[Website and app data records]
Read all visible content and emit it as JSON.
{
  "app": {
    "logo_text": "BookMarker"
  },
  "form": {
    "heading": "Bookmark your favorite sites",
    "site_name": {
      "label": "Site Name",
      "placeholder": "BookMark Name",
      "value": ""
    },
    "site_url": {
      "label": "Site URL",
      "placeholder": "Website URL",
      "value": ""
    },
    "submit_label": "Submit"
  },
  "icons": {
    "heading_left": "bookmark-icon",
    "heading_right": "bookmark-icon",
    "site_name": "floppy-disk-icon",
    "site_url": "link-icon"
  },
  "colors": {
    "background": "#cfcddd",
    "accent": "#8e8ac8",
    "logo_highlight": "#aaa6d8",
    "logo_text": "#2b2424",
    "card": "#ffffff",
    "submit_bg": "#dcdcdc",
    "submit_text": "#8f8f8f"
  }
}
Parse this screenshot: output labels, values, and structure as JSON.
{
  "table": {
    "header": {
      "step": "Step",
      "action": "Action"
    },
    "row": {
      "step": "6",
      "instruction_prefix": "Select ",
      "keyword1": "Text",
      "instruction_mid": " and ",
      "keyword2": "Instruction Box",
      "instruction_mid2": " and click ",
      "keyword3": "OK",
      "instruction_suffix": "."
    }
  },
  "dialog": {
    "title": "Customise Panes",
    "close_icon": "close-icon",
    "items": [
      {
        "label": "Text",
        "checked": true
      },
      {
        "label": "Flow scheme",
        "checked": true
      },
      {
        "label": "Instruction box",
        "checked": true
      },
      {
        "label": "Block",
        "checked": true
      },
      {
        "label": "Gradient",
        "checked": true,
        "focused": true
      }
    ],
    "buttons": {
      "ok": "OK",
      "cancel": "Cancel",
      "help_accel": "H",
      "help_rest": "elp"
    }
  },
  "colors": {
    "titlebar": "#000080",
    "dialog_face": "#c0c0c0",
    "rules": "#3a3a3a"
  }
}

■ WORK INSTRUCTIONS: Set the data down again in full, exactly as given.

■ RESULT OF THIS TASK:
Read all visible content and emit it as JSON.
{
  "app": {
    "logo_text": "BookMarker"
  },
  "form": {
    "heading": "Bookmark your favorite sites",
    "site_name": {
      "label": "Site Name",
      "placeholder": "BookMark Name",
      "value": ""
    },
    "site_url": {
      "label": "Site URL",
      "placeholder": "Website URL",
      "value": ""
    },
    "submit_label": "Submit"
  },
  "icons": {
    "heading_left": "bookmark-icon",
    "heading_right": "bookmark-icon",
    "site_name": "floppy-disk-icon",
    "site_url": "link-icon"
  },
  "colors": {
    "background": "#cfcddd",
    "accent": "#8e8ac8",
    "logo_highlight": "#aaa6d8",
    "logo_text": "#2b2424",
    "card": "#ffffff",
    "submit_bg": "#dcdcdc",
    "submit_text": "#8f8f8f"
  }
}
Parse this screenshot: output labels, values, and structure as JSON.
{
  "table": {
    "header": {
      "step": "Step",
      "action": "Action"
    },
    "row": {
      "step": "6",
      "instruction_prefix": "Select ",
      "keyword1": "Text",
      "instruction_mid": " and ",
      "keyword2": "Instruction Box",
      "instruction_mid2": " and click ",
      "keyword3": "OK",
      "instruction_suffix": "."
    }
  },
  "dialog": {
    "title": "Customise Panes",
    "close_icon": "close-icon",
    "items": [
      {
        "label": "Text",
        "checked": true
      },
      {
        "label": "Flow scheme",
        "checked": true
      },
      {
        "label": "Instruction box",
        "checked": true
      },
      {
        "label": "Block",
        "checked": true
      },
      {
        "label": "Gradient",
        "checked": true,
        "focused": true
      }
    ],
    "buttons": {
      "ok": "OK",
      "cancel": "Cancel",
      "help_accel": "H",
      "help_rest": "elp"
    }
  },
  "colors": {
    "titlebar": "#000080",
    "dialog_face": "#c0c0c0",
    "rules": "#3a3a3a"
  }
}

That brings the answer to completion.